[Exercise description] State how many lines in these records contain the word "this", and nothing else.

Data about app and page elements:

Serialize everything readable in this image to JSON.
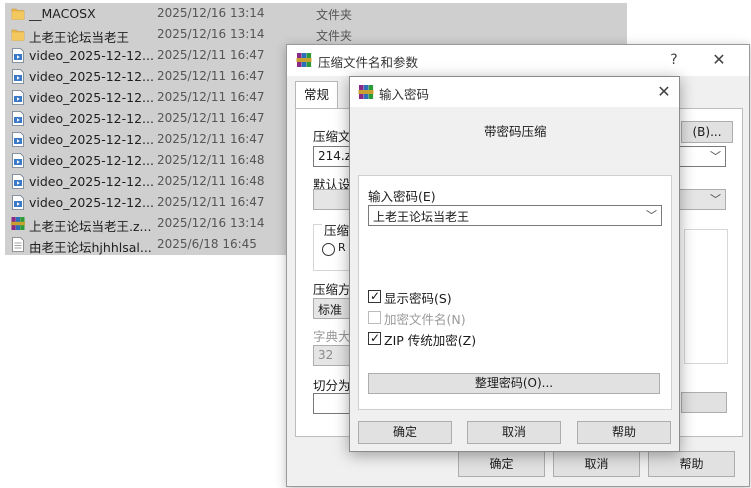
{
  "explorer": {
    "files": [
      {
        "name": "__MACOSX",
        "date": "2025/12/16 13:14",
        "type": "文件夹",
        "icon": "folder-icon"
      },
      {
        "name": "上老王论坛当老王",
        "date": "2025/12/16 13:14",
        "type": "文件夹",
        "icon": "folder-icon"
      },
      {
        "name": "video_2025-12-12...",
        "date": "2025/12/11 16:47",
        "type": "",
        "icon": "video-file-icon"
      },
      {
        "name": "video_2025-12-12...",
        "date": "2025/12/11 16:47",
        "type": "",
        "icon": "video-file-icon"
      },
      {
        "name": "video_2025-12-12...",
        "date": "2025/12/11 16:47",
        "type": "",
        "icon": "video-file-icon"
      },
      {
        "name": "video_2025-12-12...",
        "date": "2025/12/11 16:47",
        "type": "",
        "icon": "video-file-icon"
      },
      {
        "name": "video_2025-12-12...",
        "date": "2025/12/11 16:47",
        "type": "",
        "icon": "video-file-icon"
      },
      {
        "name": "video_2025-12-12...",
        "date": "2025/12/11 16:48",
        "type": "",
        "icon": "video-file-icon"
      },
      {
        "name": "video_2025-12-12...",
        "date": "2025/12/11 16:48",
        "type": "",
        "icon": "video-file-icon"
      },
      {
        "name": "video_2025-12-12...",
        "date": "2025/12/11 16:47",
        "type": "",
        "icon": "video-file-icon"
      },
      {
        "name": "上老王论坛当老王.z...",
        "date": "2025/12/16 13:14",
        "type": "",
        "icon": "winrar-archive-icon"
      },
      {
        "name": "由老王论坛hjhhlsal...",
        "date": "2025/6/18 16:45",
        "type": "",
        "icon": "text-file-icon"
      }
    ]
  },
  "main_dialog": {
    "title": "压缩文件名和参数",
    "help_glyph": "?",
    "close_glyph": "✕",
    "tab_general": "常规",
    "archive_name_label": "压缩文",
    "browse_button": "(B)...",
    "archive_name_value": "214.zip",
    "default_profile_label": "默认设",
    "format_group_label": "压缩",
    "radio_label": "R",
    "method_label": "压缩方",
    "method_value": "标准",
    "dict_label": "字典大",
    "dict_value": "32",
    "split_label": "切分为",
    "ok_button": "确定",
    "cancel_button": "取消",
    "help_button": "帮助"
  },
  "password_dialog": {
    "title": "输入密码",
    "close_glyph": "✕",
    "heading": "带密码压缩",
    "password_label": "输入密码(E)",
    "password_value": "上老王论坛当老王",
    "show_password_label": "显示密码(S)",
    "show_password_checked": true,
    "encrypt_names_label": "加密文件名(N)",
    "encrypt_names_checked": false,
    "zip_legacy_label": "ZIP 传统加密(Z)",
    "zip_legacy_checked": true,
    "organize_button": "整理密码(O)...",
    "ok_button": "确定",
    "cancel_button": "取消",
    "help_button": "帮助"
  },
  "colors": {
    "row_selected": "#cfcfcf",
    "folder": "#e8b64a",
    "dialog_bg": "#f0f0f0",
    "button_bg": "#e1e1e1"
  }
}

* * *

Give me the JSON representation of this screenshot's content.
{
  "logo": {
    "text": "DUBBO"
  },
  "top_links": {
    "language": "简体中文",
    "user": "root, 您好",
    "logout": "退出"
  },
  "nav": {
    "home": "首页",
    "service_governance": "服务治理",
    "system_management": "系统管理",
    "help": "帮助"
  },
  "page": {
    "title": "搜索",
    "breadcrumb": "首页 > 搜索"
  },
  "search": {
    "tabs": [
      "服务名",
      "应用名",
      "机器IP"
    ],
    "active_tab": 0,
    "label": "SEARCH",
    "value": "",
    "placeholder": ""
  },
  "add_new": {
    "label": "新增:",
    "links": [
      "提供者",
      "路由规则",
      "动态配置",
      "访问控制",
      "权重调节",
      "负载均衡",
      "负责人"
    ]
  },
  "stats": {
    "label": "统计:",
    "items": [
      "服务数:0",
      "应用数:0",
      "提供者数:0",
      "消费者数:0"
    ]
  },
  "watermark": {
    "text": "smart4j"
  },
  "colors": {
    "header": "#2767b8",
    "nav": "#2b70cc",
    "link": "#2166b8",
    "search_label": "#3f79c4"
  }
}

[Solution below] 2